__Work order__. Retype the entries exactly, but skip the pictures.

----

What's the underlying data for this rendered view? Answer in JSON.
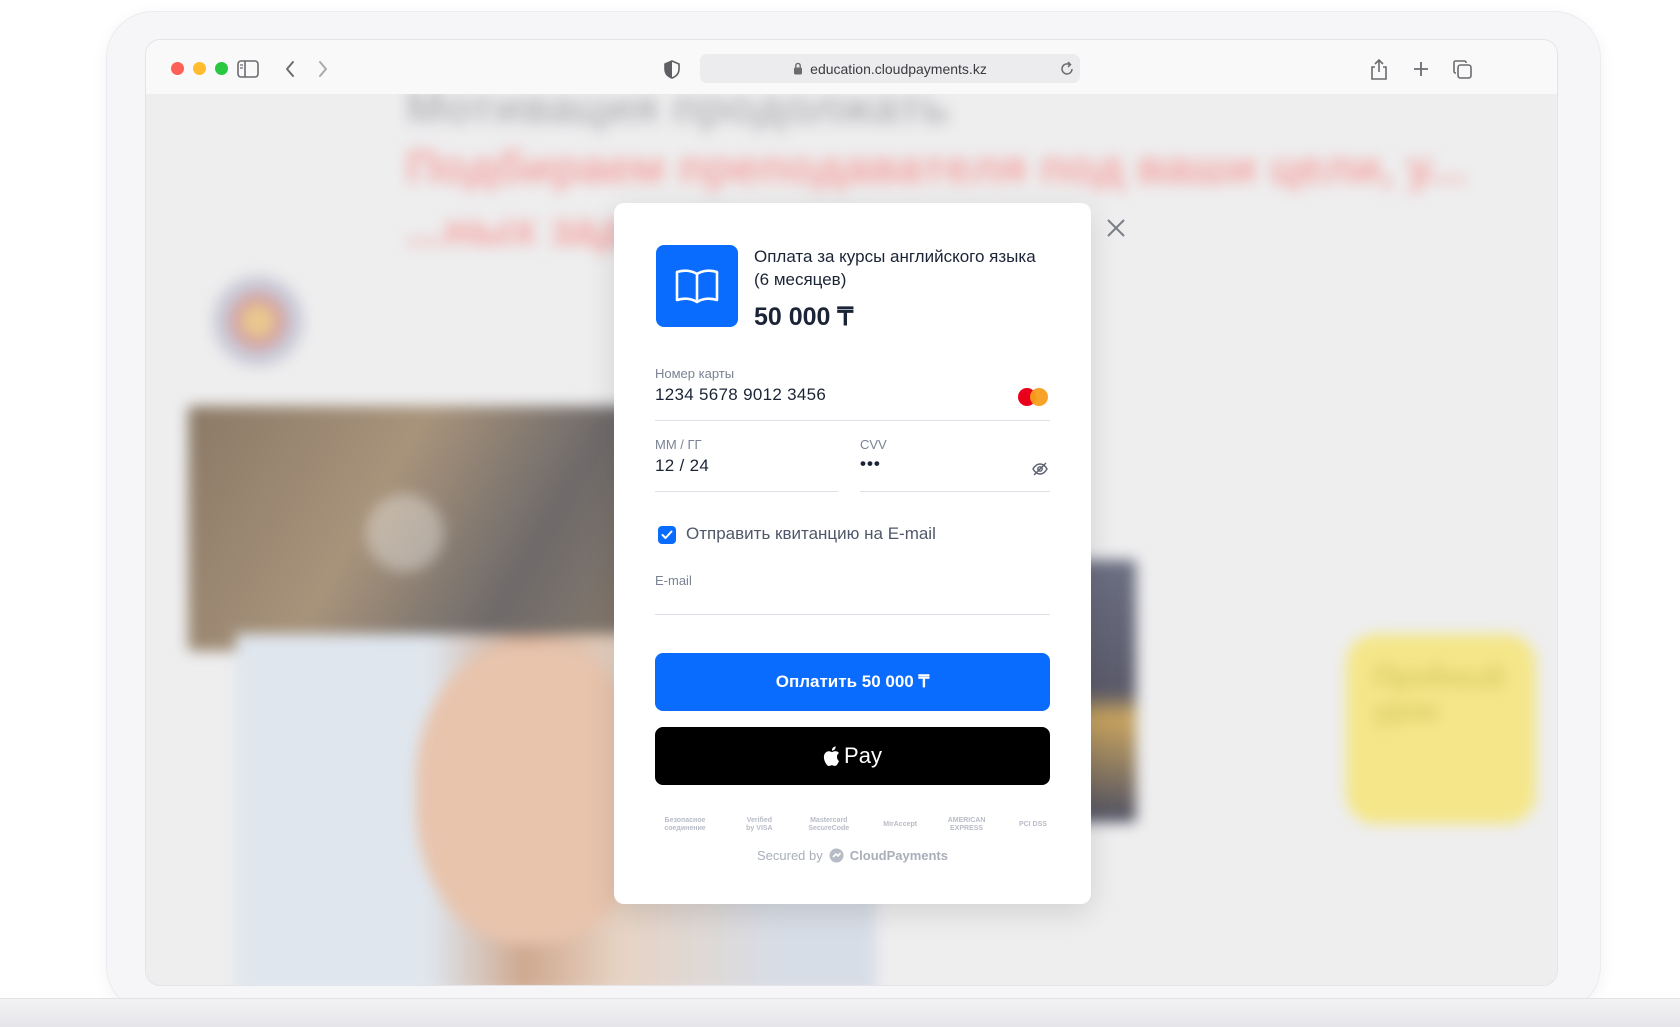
{
  "browser": {
    "url": "education.cloudpayments.kz"
  },
  "background_page": {
    "heading": "Мотивация продолжать",
    "red_text": "Подбираем преподавателя под ваши цели, у... ...ных заданиях по ваш...",
    "trial_card": "Пробный урок"
  },
  "payment": {
    "order_title": "Оплата за курсы английского языка (6 месяцев)",
    "amount": "50 000 ₸",
    "card_number_label": "Номер карты",
    "card_number_value": "1234 5678 9012 3456",
    "expiry_label": "ММ / ГГ",
    "expiry_value": "12 / 24",
    "cvv_label": "CVV",
    "cvv_value": "•••",
    "receipt_checkbox_label": "Отправить квитанцию на E-mail",
    "receipt_checked": true,
    "email_label": "E-mail",
    "email_value": "",
    "pay_button": "Оплатить 50 000 ₸",
    "apple_pay_label": "Pay",
    "secured_prefix": "Secured by",
    "secured_brand": "CloudPayments",
    "badges": [
      "Безопасное соединение",
      "Verified by VISA",
      "Mastercard SecureCode",
      "MirAccept",
      "AMERICAN EXPRESS",
      "PCI DSS"
    ]
  },
  "colors": {
    "accent": "#0a6cff",
    "apple_pay": "#000000"
  }
}
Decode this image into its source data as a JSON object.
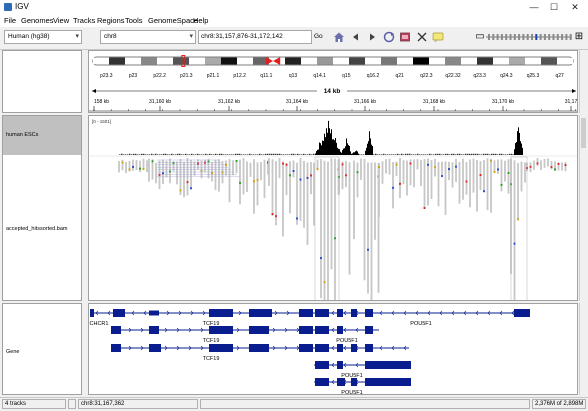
{
  "window": {
    "title": "IGV",
    "app_icon": "igv-app-icon",
    "controls": [
      "—",
      "☐",
      "✕"
    ]
  },
  "menu": [
    "File",
    "Genomes",
    "View",
    "Tracks",
    "Regions",
    "Tools",
    "GenomeSpace",
    "Help"
  ],
  "toolbar": {
    "genome": "Human (hg38)",
    "chromosome": "chr8",
    "locus": "chr8:31,157,876-31,172,142",
    "go_label": "Go",
    "icons": [
      "home-icon",
      "back-icon",
      "forward-icon",
      "refresh-icon",
      "region-of-interest-icon",
      "resize-icon",
      "close-icon",
      "popup-text-icon"
    ]
  },
  "ideogram": {
    "bands": [
      "p23.3",
      "p23",
      "p22.2",
      "p21.3",
      "p21.1",
      "p12.2",
      "q11.1",
      "q13",
      "q14.1",
      "q15",
      "q16.2",
      "q21",
      "q22.3",
      "q22.32",
      "q23.3",
      "q24.3",
      "q25.3",
      "q27"
    ],
    "span_label": "14 kb",
    "ruler_ticks": [
      "158 kb",
      "31,160 kb",
      "31,162 kb",
      "31,164 kb",
      "31,166 kb",
      "31,168 kb",
      "31,170 kb",
      "31,17"
    ]
  },
  "tracks": {
    "coverage_name": "human ESCs",
    "coverage_range": "[0 - 1501]",
    "alignment_name": "accepted_hitssorted.bam",
    "gene_track_name": "Gene",
    "gene_labels": [
      "CHCR1",
      "TCF19",
      "TCF19",
      "TCF19",
      "POU5F1",
      "POU5F1",
      "POU5F1",
      "POU5F1",
      "POU5F1"
    ]
  },
  "colors": {
    "gene": "#0a1d8f",
    "coverage": "#000000",
    "ideogram_centromere": "#e02020",
    "selected_track_label": "#c0c0c0"
  },
  "status": {
    "track_count": "4 tracks",
    "position": "chr8:31,167,362",
    "memory": "2,376M of 2,898M"
  }
}
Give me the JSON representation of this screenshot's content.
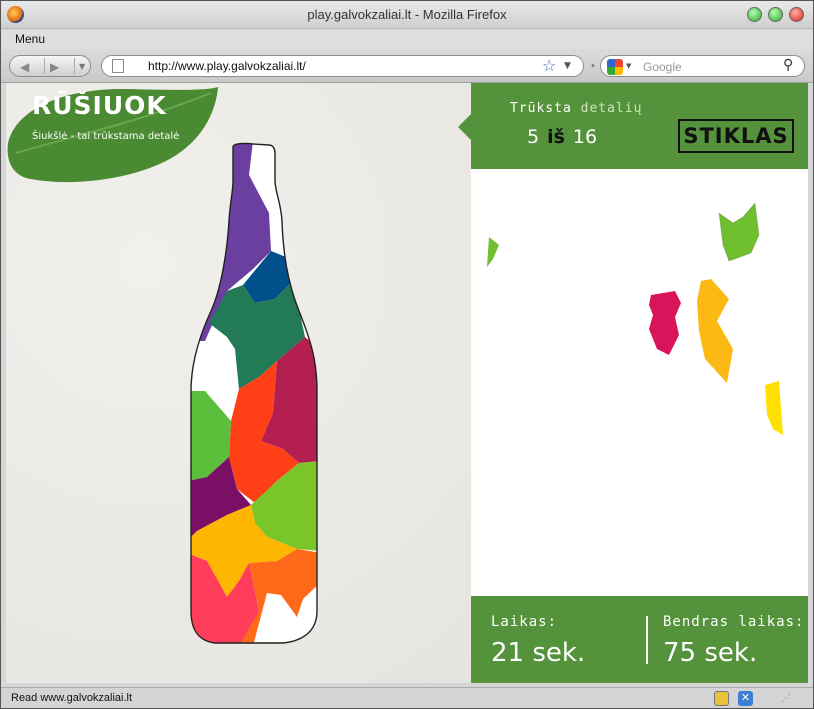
{
  "window": {
    "title": "play.galvokzaliai.lt - Mozilla Firefox"
  },
  "menubar": {
    "menu_label": "Menu"
  },
  "navbar": {
    "url": "http://www.play.galvokzaliai.lt/",
    "search_placeholder": "Google"
  },
  "game": {
    "logo_title": "RŪŠIUOK",
    "logo_subtitle": "Šiukšlė - tai trūkstama detalė",
    "missing_label_1": "Trūksta",
    "missing_label_2": "detalių",
    "missing_count": "5",
    "missing_of": "iš",
    "total_count": "16",
    "category": "STIKLAS",
    "time_label": "Laikas:",
    "time_value": "21 sek.",
    "total_time_label": "Bendras laikas:",
    "total_time_value": "75 sek.",
    "remaining_piece_colors": [
      "#6fbf2e",
      "#d9145a",
      "#fdb913",
      "#ffe000",
      "#6fbf2e"
    ]
  },
  "statusbar": {
    "text": "Read www.galvokzaliai.lt"
  },
  "colors": {
    "accent_green": "#54923b",
    "page_bg": "#ecebe6"
  }
}
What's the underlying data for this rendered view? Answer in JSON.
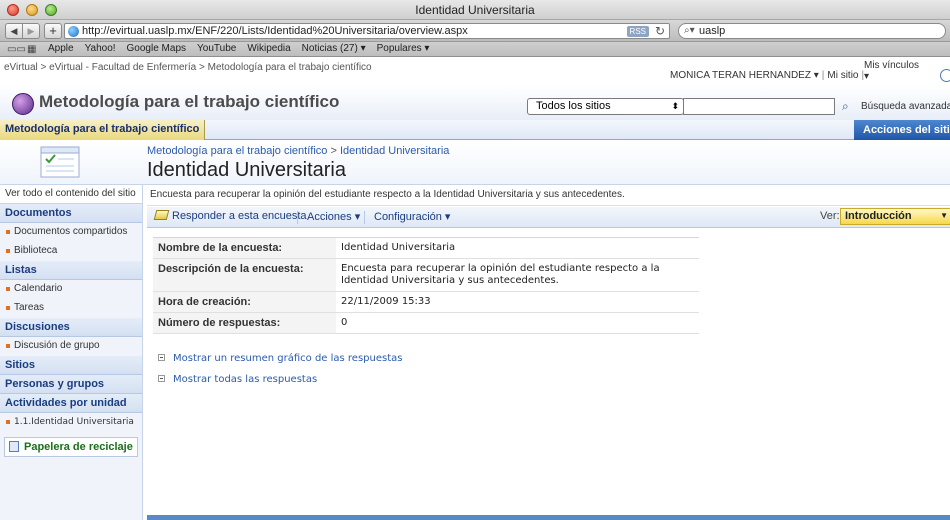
{
  "browser": {
    "window_title": "Identidad Universitaria",
    "url": "http://evirtual.uaslp.mx/ENF/220/Lists/Identidad%20Universitaria/overview.aspx",
    "rss_label": "RSS",
    "search_value": "uaslp",
    "bookmarks": [
      "Apple",
      "Yahoo!",
      "Google Maps",
      "YouTube",
      "Wikipedia",
      "Noticias (27) ▾",
      "Populares ▾"
    ]
  },
  "sp": {
    "global_breadcrumb": "eVirtual > eVirtual - Facultad de Enfermería > Metodología para el trabajo científico",
    "user_name": "MONICA TERAN HERNANDEZ ▾",
    "my_site": "Mi sitio",
    "my_links": "Mis vínculos",
    "site_title": "Metodología para el trabajo científico",
    "search_scope": "Todos los sitios",
    "advanced_search": "Búsqueda avanzada",
    "top_tab": "Metodología para el trabajo científico",
    "site_actions": "Acciones del sitio ▾",
    "crumb_parent": "Metodología para el trabajo científico",
    "crumb_sep": " > ",
    "crumb_current": "Identidad Universitaria",
    "page_title": "Identidad Universitaria"
  },
  "leftnav": {
    "view_all": "Ver todo el contenido del sitio",
    "documents_head": "Documentos",
    "documents": [
      "Documentos compartidos",
      "Biblioteca"
    ],
    "lists_head": "Listas",
    "lists": [
      "Calendario",
      "Tareas"
    ],
    "discussions_head": "Discusiones",
    "discussions": [
      "Discusión de grupo"
    ],
    "sites_head": "Sitios",
    "people_head": "Personas y grupos",
    "activities_head": "Actividades por unidad",
    "activities": [
      "1.1.Identidad Universitaria"
    ],
    "recycle": "Papelera de reciclaje"
  },
  "main": {
    "description": "Encuesta para recuperar la opinión del estudiante respecto a la Identidad Universitaria y sus antecedentes.",
    "respond_label": "Responder a esta encuesta",
    "actions_label": "Acciones ▾",
    "settings_label": "Configuración ▾",
    "view_label": "Ver:",
    "view_value": "Introducción",
    "props": [
      {
        "key": "Nombre de la encuesta:",
        "value": "Identidad Universitaria"
      },
      {
        "key": "Descripción de la encuesta:",
        "value": "Encuesta para recuperar la opinión del estudiante respecto a la Identidad Universitaria y sus antecedentes."
      },
      {
        "key": "Hora de creación:",
        "value": "22/11/2009 15:33"
      },
      {
        "key": "Número de respuestas:",
        "value": "0"
      }
    ],
    "show_graphic": "Mostrar un resumen gráfico de las respuestas",
    "show_all": "Mostrar todas las respuestas"
  }
}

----

__Response to this exercise__.
What's the underlying data for this rendered view? Answer in JSON.
{
  "browser": {
    "url": "education.cloudpayments.kz"
  },
  "background_page": {
    "heading": "Мотивация продолжать",
    "red_text": "Подбираем преподавателя под ваши цели, у... ...ных заданиях по ваш...",
    "trial_card": "Пробный урок"
  },
  "payment": {
    "order_title": "Оплата за курсы английского языка (6 месяцев)",
    "amount": "50 000 ₸",
    "card_number_label": "Номер карты",
    "card_number_value": "1234 5678 9012 3456",
    "expiry_label": "ММ / ГГ",
    "expiry_value": "12 / 24",
    "cvv_label": "CVV",
    "cvv_value": "•••",
    "receipt_checkbox_label": "Отправить квитанцию на E-mail",
    "receipt_checked": true,
    "email_label": "E-mail",
    "email_value": "",
    "pay_button": "Оплатить 50 000 ₸",
    "apple_pay_label": "Pay",
    "secured_prefix": "Secured by",
    "secured_brand": "CloudPayments",
    "badges": [
      "Безопасное соединение",
      "Verified by VISA",
      "Mastercard SecureCode",
      "MirAccept",
      "AMERICAN EXPRESS",
      "PCI DSS"
    ]
  },
  "colors": {
    "accent": "#0a6cff",
    "apple_pay": "#000000"
  }
}
Decode this image into its source data as a JSON object.
{
  "window": {
    "title": "IGV",
    "app_icon": "igv-app-icon",
    "controls": [
      "—",
      "☐",
      "✕"
    ]
  },
  "menu": [
    "File",
    "Genomes",
    "View",
    "Tracks",
    "Regions",
    "Tools",
    "GenomeSpace",
    "Help"
  ],
  "toolbar": {
    "genome": "Human (hg38)",
    "chromosome": "chr8",
    "locus": "chr8:31,157,876-31,172,142",
    "go_label": "Go",
    "icons": [
      "home-icon",
      "back-icon",
      "forward-icon",
      "refresh-icon",
      "region-of-interest-icon",
      "resize-icon",
      "close-icon",
      "popup-text-icon"
    ]
  },
  "ideogram": {
    "bands": [
      "p23.3",
      "p23",
      "p22.2",
      "p21.3",
      "p21.1",
      "p12.2",
      "q11.1",
      "q13",
      "q14.1",
      "q15",
      "q16.2",
      "q21",
      "q22.3",
      "q22.32",
      "q23.3",
      "q24.3",
      "q25.3",
      "q27"
    ],
    "span_label": "14 kb",
    "ruler_ticks": [
      "158 kb",
      "31,160 kb",
      "31,162 kb",
      "31,164 kb",
      "31,166 kb",
      "31,168 kb",
      "31,170 kb",
      "31,17"
    ]
  },
  "tracks": {
    "coverage_name": "human ESCs",
    "coverage_range": "[0 - 1501]",
    "alignment_name": "accepted_hitssorted.bam",
    "gene_track_name": "Gene",
    "gene_labels": [
      "CHCR1",
      "TCF19",
      "TCF19",
      "TCF19",
      "POU5F1",
      "POU5F1",
      "POU5F1",
      "POU5F1",
      "POU5F1"
    ]
  },
  "colors": {
    "gene": "#0a1d8f",
    "coverage": "#000000",
    "ideogram_centromere": "#e02020",
    "selected_track_label": "#c0c0c0"
  },
  "status": {
    "track_count": "4 tracks",
    "position": "chr8:31,167,362",
    "memory": "2,376M of 2,898M"
  }
}
Give me the JSON representation of this screenshot's content.
{
  "window": {
    "title": "play.galvokzaliai.lt - Mozilla Firefox"
  },
  "menubar": {
    "menu_label": "Menu"
  },
  "navbar": {
    "url": "http://www.play.galvokzaliai.lt/",
    "search_placeholder": "Google"
  },
  "game": {
    "logo_title": "RŪŠIUOK",
    "logo_subtitle": "Šiukšlė - tai trūkstama detalė",
    "missing_label_1": "Trūksta",
    "missing_label_2": "detalių",
    "missing_count": "5",
    "missing_of": "iš",
    "total_count": "16",
    "category": "STIKLAS",
    "time_label": "Laikas:",
    "time_value": "21 sek.",
    "total_time_label": "Bendras laikas:",
    "total_time_value": "75 sek.",
    "remaining_piece_colors": [
      "#6fbf2e",
      "#d9145a",
      "#fdb913",
      "#ffe000",
      "#6fbf2e"
    ]
  },
  "statusbar": {
    "text": "Read www.galvokzaliai.lt"
  },
  "colors": {
    "accent_green": "#54923b",
    "page_bg": "#ecebe6"
  }
}
What's the underlying data for this rendered view? Answer in JSON.
{
  "browser": {
    "window_title": "Identidad Universitaria",
    "url": "http://evirtual.uaslp.mx/ENF/220/Lists/Identidad%20Universitaria/overview.aspx",
    "rss_label": "RSS",
    "search_value": "uaslp",
    "bookmarks": [
      "Apple",
      "Yahoo!",
      "Google Maps",
      "YouTube",
      "Wikipedia",
      "Noticias (27) ▾",
      "Populares ▾"
    ]
  },
  "sp": {
    "global_breadcrumb": "eVirtual > eVirtual - Facultad de Enfermería > Metodología para el trabajo científico",
    "user_name": "MONICA TERAN HERNANDEZ ▾",
    "my_site": "Mi sitio",
    "my_links": "Mis vínculos",
    "site_title": "Metodología para el trabajo científico",
    "search_scope": "Todos los sitios",
    "advanced_search": "Búsqueda avanzada",
    "top_tab": "Metodología para el trabajo científico",
    "site_actions": "Acciones del sitio ▾",
    "crumb_parent": "Metodología para el trabajo científico",
    "crumb_sep": " > ",
    "crumb_current": "Identidad Universitaria",
    "page_title": "Identidad Universitaria"
  },
  "leftnav": {
    "view_all": "Ver todo el contenido del sitio",
    "documents_head": "Documentos",
    "documents": [
      "Documentos compartidos",
      "Biblioteca"
    ],
    "lists_head": "Listas",
    "lists": [
      "Calendario",
      "Tareas"
    ],
    "discussions_head": "Discusiones",
    "discussions": [
      "Discusión de grupo"
    ],
    "sites_head": "Sitios",
    "people_head": "Personas y grupos",
    "activities_head": "Actividades por unidad",
    "activities": [
      "1.1.Identidad Universitaria"
    ],
    "recycle": "Papelera de reciclaje"
  },
  "main": {
    "description": "Encuesta para recuperar la opinión del estudiante respecto a la Identidad Universitaria y sus antecedentes.",
    "respond_label": "Responder a esta encuesta",
    "actions_label": "Acciones ▾",
    "settings_label": "Configuración ▾",
    "view_label": "Ver:",
    "view_value": "Introducción",
    "props": [
      {
        "key": "Nombre de la encuesta:",
        "value": "Identidad Universitaria"
      },
      {
        "key": "Descripción de la encuesta:",
        "value": "Encuesta para recuperar la opinión del estudiante respecto a la Identidad Universitaria y sus antecedentes."
      },
      {
        "key": "Hora de creación:",
        "value": "22/11/2009 15:33"
      },
      {
        "key": "Número de respuestas:",
        "value": "0"
      }
    ],
    "show_graphic": "Mostrar un resumen gráfico de las respuestas",
    "show_all": "Mostrar todas las respuestas"
  }
}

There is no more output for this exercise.